Given the set of vectors $S=${${V_1=\binom{1}{4},V_2=\binom{4}{-4} }$} I am to find an orthonormal basis for $R^2$ using the Gram-Schmidt process. I've already worked it out and found the orthonormal basis $\beta$ to be $\beta=${$U_1= \binom{1\over{\sqrt{17}}}{4\over{\sqrt{17}}},U_2=\binom{5\over{\sqrt{17}}}{-5\over{\sqrt{17}}}$}. As far as I can tell I haven't made any arithmetic mistakes so I'm guessing it's the notation-picky software that's not accepting my answer. Could someone check my answer and see if matches please. If they don't match could you show me your work so I can see where I went wrong. Also if you have experience with the online linear algebra software through web-assign could you show me how I would enter this answer. Thank you in advance.

$$U_1 = V_1 = {1\choose4}$$

\begin{align} U_2 & =V_2-\text{proj}_{U_1}(V_2) \\ & ={4\choose{-4}}-\frac{U_1\cdot V_2}{||U_1||^2}U_1 \\ & ={4\choose{-4}}-\frac{-12}{17}{1\choose4} \\ & =\frac1{17}{80\choose{-20}} \\ \end{align}

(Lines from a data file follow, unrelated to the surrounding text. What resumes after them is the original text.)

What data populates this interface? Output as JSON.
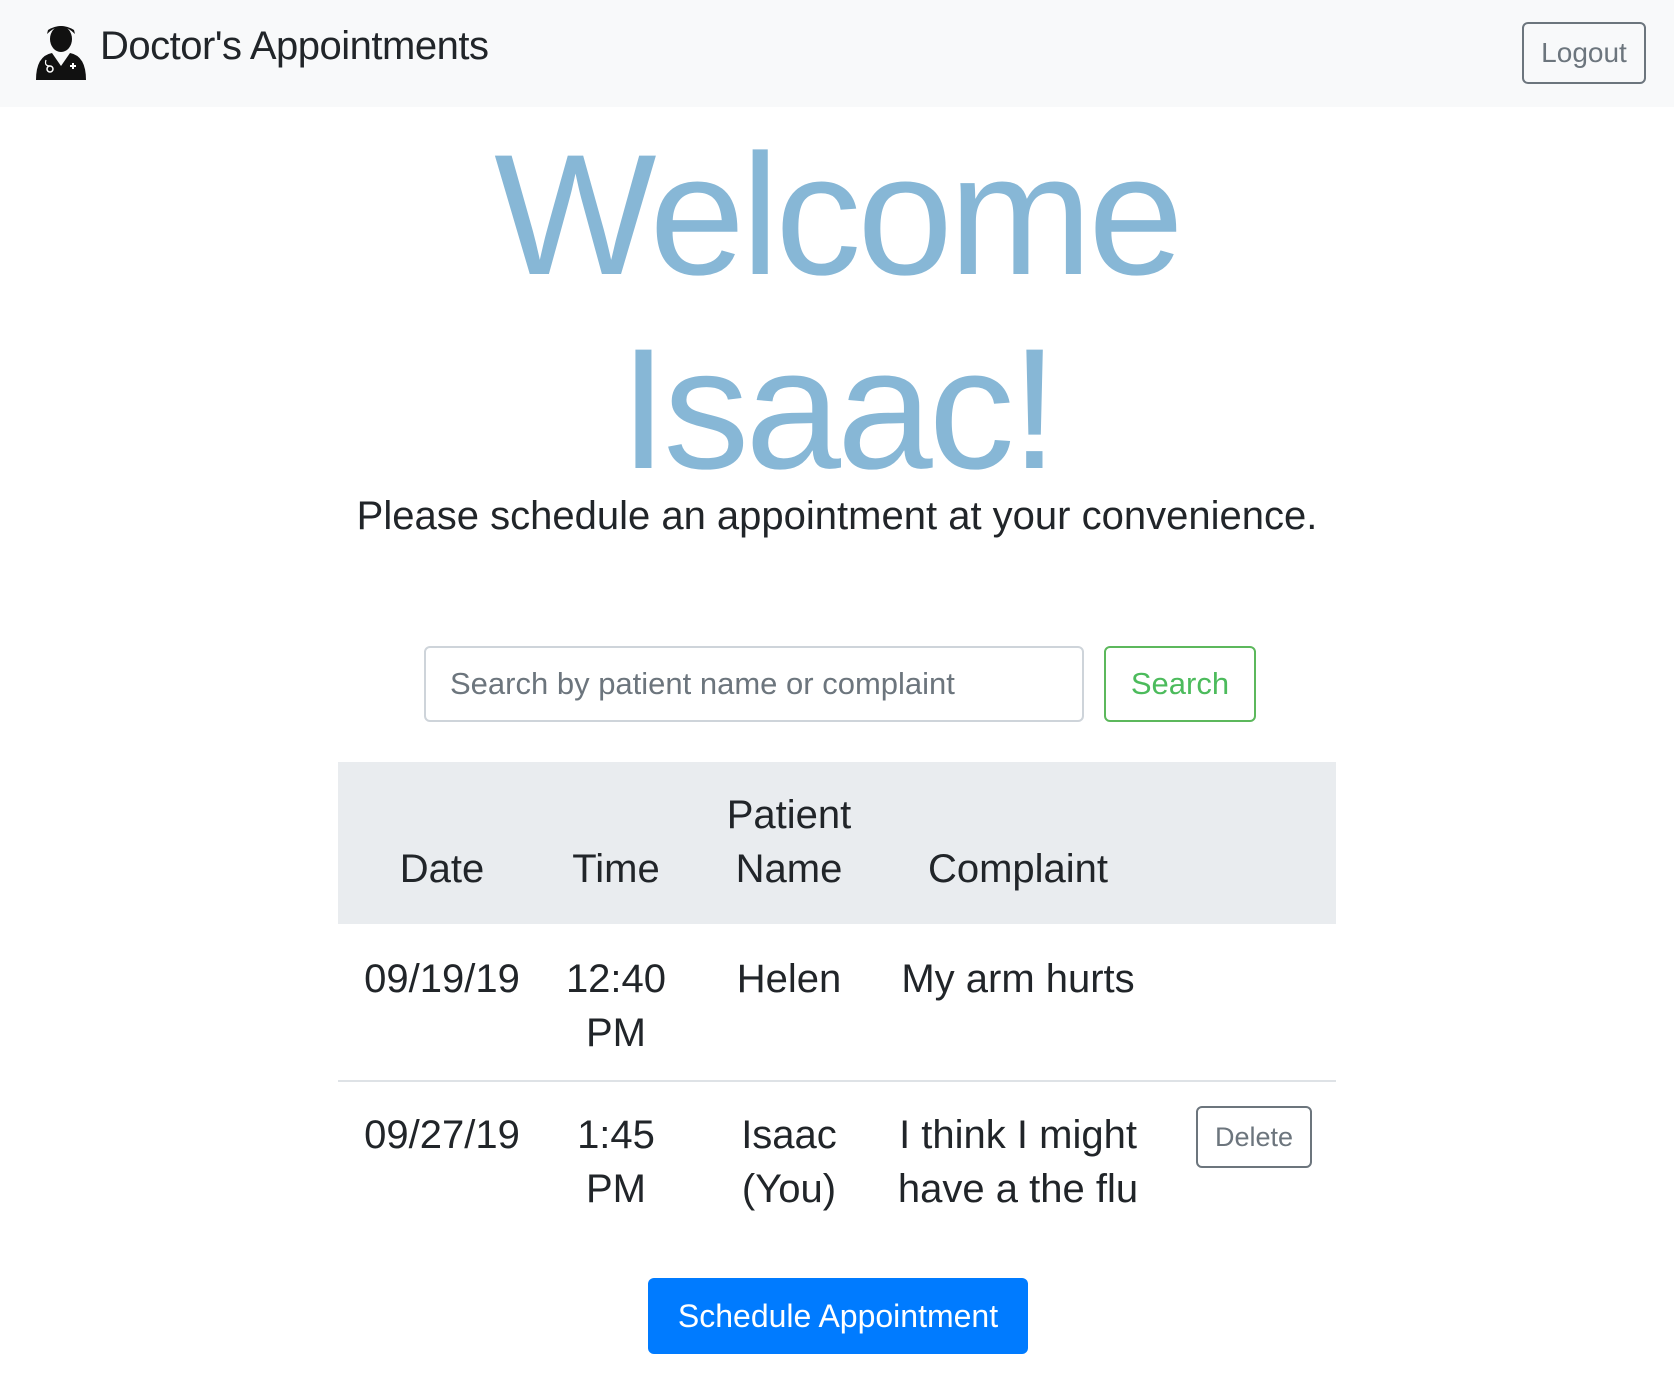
{
  "navbar": {
    "brand_icon": "doctor-icon",
    "brand_title": "Doctor's Appointments",
    "logout_label": "Logout"
  },
  "hero": {
    "welcome_line1": "Welcome",
    "welcome_line2": "Isaac!",
    "subtitle": "Please schedule an appointment at your convenience."
  },
  "search": {
    "placeholder": "Search by patient name or complaint",
    "button_label": "Search"
  },
  "table": {
    "headers": {
      "date": "Date",
      "time": "Time",
      "patient_name_line1": "Patient",
      "patient_name_line2": "Name",
      "complaint": "Complaint"
    },
    "rows": [
      {
        "date": "09/19/19",
        "time_line1": "12:40",
        "time_line2": "PM",
        "patient_line1": "Helen",
        "patient_line2": "",
        "complaint_line1": "My arm hurts",
        "complaint_line2": ""
      },
      {
        "date": "09/27/19",
        "time_line1": "1:45",
        "time_line2": "PM",
        "patient_line1": "Isaac",
        "patient_line2": "(You)",
        "complaint_line1": "I think I might",
        "complaint_line2": "have a the flu",
        "delete_label": "Delete"
      }
    ]
  },
  "schedule_button_label": "Schedule Appointment",
  "colors": {
    "welcome": "#87b7d6",
    "navbar_bg": "#f8f9fa",
    "table_header_bg": "#e9ecef",
    "success": "#5cb85c",
    "primary": "#007bff",
    "secondary": "#6c757d"
  }
}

$$\frac{U_1}{||U_1||} = \frac1{\sqrt{17}}{1\choose4}$$ $$\frac{U_2}{||U_2||} = \frac1{20\sqrt{17}}{80\choose{-20}}=\frac1{\sqrt{17}}{4\choose{-1}}$$

• This is incorrect. Look up the definition of projection. – TheBluegrassMathematician Apr 18 '14 at 1:30
• Sorry, I was wrong all over the place – user137794 Apr 18 '14 at 1:52
• Haha you're good. I have those days. Thank you for taking the time to try though. – TheBluegrassMathematician Apr 18 '14 at 1:55

Your $\beta$ appears not to be orthonormal. The inner product of $U_{1}$ and $U_{2}$ does not yield 1. There may be a problem in your construction. Please see that $< U_{1},U_{2}>= (\frac{1}{\sqrt{17}}*\frac{5}{\sqrt{17}}) + (\frac{4}{\sqrt{17}}*\frac{-5}{\sqrt{17}}) \neq 0$

• The inner product should rightly not equal because they are all orthogonal to each other therefore the inner product is qual to zero in which case I see that my answer is actually correct. – TheBluegrassMathematician Apr 18 '14 at 1:29